Roots, tubers, and other vegetables may also contain phytic acid, but usually in lower amounts.

The most concentrated sources tend to be whole grains and beans. Phytic acid is isolated in the aleurone layer in most grains, making it more concentrated in the bran.  In legumes, it’s found in the cotyledon layer (where the protein is).

Phytate = phytic acid bound to a mineral
Phytates perform an essential role in plants, as they are an energy source for the sprouting seed. When a seed sprouts, phytase enzymes break down the stored phytates.

When we eat the plant, phytates are hydrolyzed during digestion to myo-inositol-1,2,3,4,5,6-hexkisphosphate (IP6) and lower inositol polyphosphates including IP1 through IP5 (these are phytate degradation products).

Who’s eating phytic acid?

Everyone who eats plants consumes some phytic acid. It’s all a question of degree.

As you can imagine, intake tends to be much higher among those who follow non-Westernized diets.  In developing countries, plants are staple foods, which means people eat more of them, and therefore get more phytic acid.

In developed countries, plant-based or vegetarian eaters tend to consume more phytic acid than omnivores.  Further, males usually consume more phytic acid than females, simply because they eat more food.

Phytate digestion

Most phytate (37-66%) is degraded in the stomach and small intestines.

Ordinarily, our bodies regulate phytate levels pretty well, adjusting uptake in the gut and excretion until body levels come into balance.

Vitamin D status in the body seems to influence how much phytate is actually retained.  The more vitamin D, the more phytate retained; the less vitamin D, the less phytate retained.

Potential problems with phytic acid

Phytic acid can bind minerals in the gut before they are absorbed and influence digestive enzymes.  Phytates also reduce the digestibility of starches, proteins, and fats.

Here’s an example.

Vegan eaters often consume more iron than omnivores.  Yet, they also consume more anti-nutrients, including phytates, and these reduce the amount of iron available to their bodies. Consuming 5-10 mg of phytic acid can reduce iron absorption by 50%.

This is why vegetarian eaters should eat more iron than omnivores (33 mg for veg eaters vs. 18 mg for omnivores).

Daily iron loss for men & women
  • Adult men lose ~1 mg of iron per day
  • Adult menstruating women lose ~1.4 mg/day
  • Postmenopausal women lose ~0.8 mg/day
  • Lactating women lose ~1.1 mg/day

While in the intestines, phytic acid can bind the minerals iron, zinc, and manganese. Once bound, they are then excreted in waste.

This can be a good or bad thing, depending on the condition.  It’s a bad thing if you’re having trouble building up iron stores in the body and have developed iron-deficiency anemia.

When is it a good thing?  Keep reading – you’ll find potential benefits of phytic acid below.

Potential benefits of phytic acid
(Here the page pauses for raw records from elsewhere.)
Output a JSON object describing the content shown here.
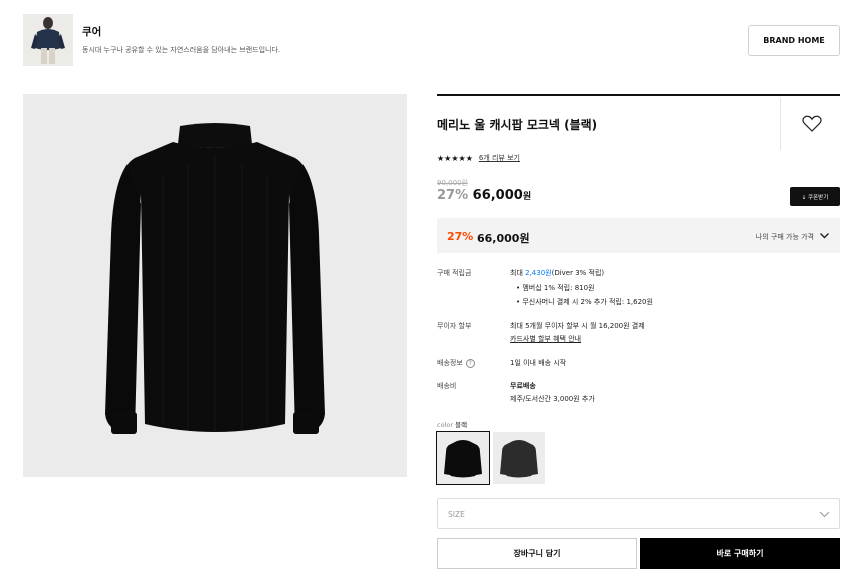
{
  "brand": {
    "name": "쿠어",
    "description": "동시대 누구나 공유할 수 있는 자연스러움을 담아내는 브랜드입니다.",
    "home_button": "BRAND HOME"
  },
  "product": {
    "title": "메리노 울 캐시팝 모크넥 (블랙)",
    "stars": "★★★★★",
    "review_link": "6개 리뷰 보기",
    "original_price": "90,000원",
    "discount_pct": "27%",
    "price": "66,000",
    "price_unit": "원",
    "coupon_button": "↓ 쿠폰받기"
  },
  "my_price": {
    "discount_pct": "27%",
    "amount": "66,000원",
    "label": "나의 구매 가능 가격"
  },
  "details": {
    "points_label": "구매 적립금",
    "points_prefix": "최대 ",
    "points_amount": "2,430원",
    "points_suffix": "(Diver 3% 적립)",
    "points_bullet_1": "•  멤버십 1% 적립: 810원",
    "points_bullet_2": "•  무신사머니 결제 시 2% 추가 적립: 1,620원",
    "installment_label": "무이자 할부",
    "installment_value": "최대 5개월 무이자 할부 시 월 16,200원 결제",
    "installment_link": "카드사별 할부 혜택 안내",
    "shipping_label": "배송정보",
    "shipping_help": "?",
    "shipping_value": "1일 이내 배송 시작",
    "fee_label": "배송비",
    "fee_value": "무료배송",
    "fee_extra": "제주/도서산간 3,000원 추가"
  },
  "options": {
    "color_label": "color",
    "color_value": "블랙",
    "size_placeholder": "SIZE"
  },
  "actions": {
    "cart": "장바구니 담기",
    "buy": "바로 구매하기"
  },
  "colors": {
    "accent_discount": "#ff4800",
    "link_blue": "#0078ff",
    "buy_button": "#000000"
  }
}
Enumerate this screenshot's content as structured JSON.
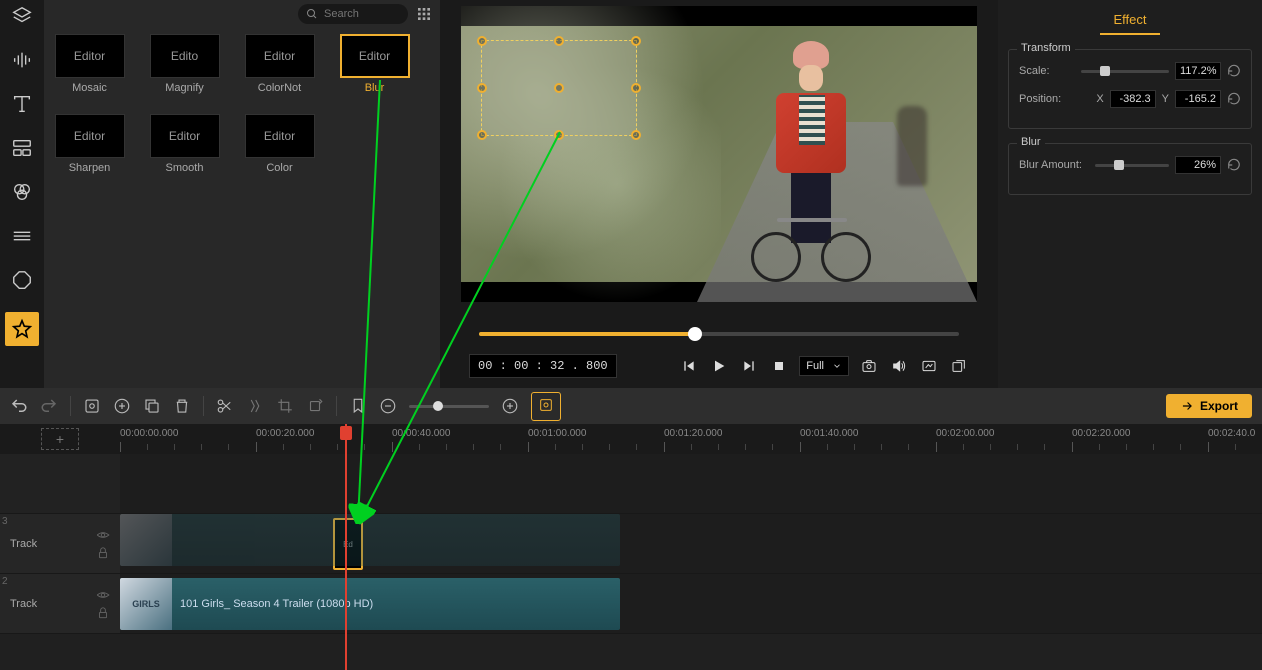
{
  "search": {
    "placeholder": "Search"
  },
  "effects": [
    {
      "thumb": "Editor",
      "label": "Mosaic",
      "selected": false
    },
    {
      "thumb": "Edito",
      "label": "Magnify",
      "selected": false
    },
    {
      "thumb": "Editor",
      "label": "ColorNot",
      "selected": false
    },
    {
      "thumb": "Editor",
      "label": "Blur",
      "selected": true
    },
    {
      "thumb": "Editor",
      "label": "Sharpen",
      "selected": false
    },
    {
      "thumb": "Editor",
      "label": "Smooth",
      "selected": false
    },
    {
      "thumb": "Editor",
      "label": "Color",
      "selected": false
    }
  ],
  "preview": {
    "timecode": "00 : 00 : 32 . 800",
    "quality": "Full"
  },
  "rightPanel": {
    "title": "Effect",
    "transform": {
      "section": "Transform",
      "scaleLabel": "Scale:",
      "scaleValue": "117.2%",
      "positionLabel": "Position:",
      "xLabel": "X",
      "xValue": "-382.3",
      "yLabel": "Y",
      "yValue": "-165.2"
    },
    "blur": {
      "section": "Blur",
      "amountLabel": "Blur Amount:",
      "amountValue": "26%"
    }
  },
  "export": {
    "label": "Export"
  },
  "ruler": {
    "ticks": [
      "00:00:00.000",
      "00:00:20.000",
      "00:00:40.000",
      "00:01:00.000",
      "00:01:20.000",
      "00:01:40.000",
      "00:02:00.000",
      "00:02:20.000",
      "00:02:40.0"
    ]
  },
  "tracks": {
    "t3": {
      "num": "3",
      "label": "Track"
    },
    "t2": {
      "num": "2",
      "label": "Track"
    }
  },
  "clips": {
    "effect": "Ed",
    "videoThumb": "GIRLS",
    "videoLabel": "101 Girls_ Season 4 Trailer (1080p HD)"
  }
}
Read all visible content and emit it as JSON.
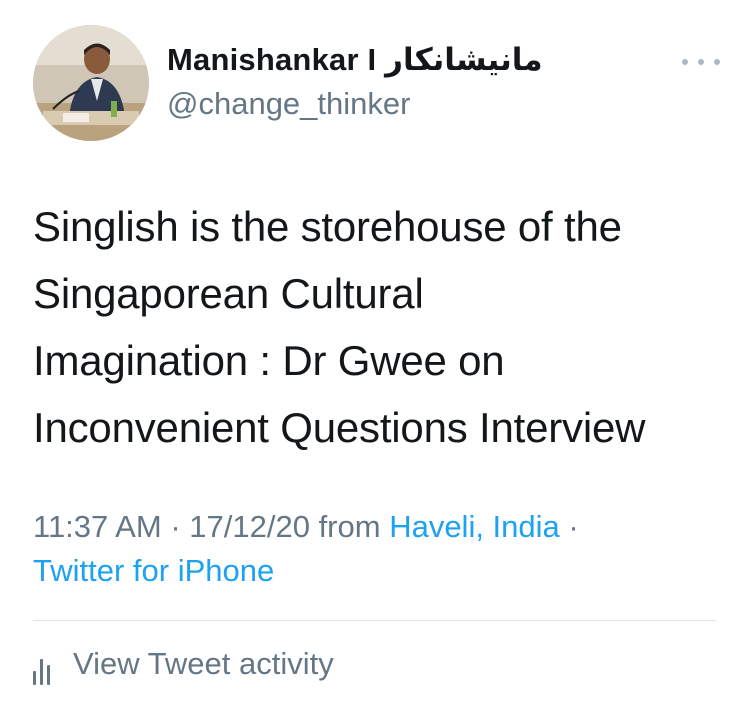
{
  "tweet": {
    "author": {
      "display_name": "Manishankar I مانیشانکار",
      "handle": "@change_thinker",
      "avatar_icon": "user-avatar-photo"
    },
    "more_icon": "more-dots-icon",
    "text_lines": [
      "Singlish is the storehouse of the",
      "Singaporean Cultural",
      "Imagination : Dr Gwee on",
      "Inconvenient Questions Interview"
    ],
    "time": "11:37 AM",
    "separator": "·",
    "date": "17/12/20",
    "from_label": "from",
    "location": "Haveli, India",
    "client": "Twitter for iPhone",
    "activity": {
      "icon": "bar-chart-icon",
      "label": "View Tweet activity"
    }
  },
  "colors": {
    "text": "#14171a",
    "secondary": "#657786",
    "link": "#1da1f2",
    "divider": "#e1e8ed"
  }
}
Despite its potential drawbacks, phytic acid is similar in some ways to a vitamin, and metabolites of phytic acid may have secondary messenger roles in cells.

Some experts even suggest that it’s the phytic acid in whole grains and beans that lends them their apparent protective properties against cardiovascular disease, cancer, and diabetes.

(Remember, the grains with little to no phytic acid are the refined ones.)

The supplement industry has caught on to this.  Have you even seen a bottle of inositol hexaphosphate, or IP6?  …read more

Read more here: Precision Nutrition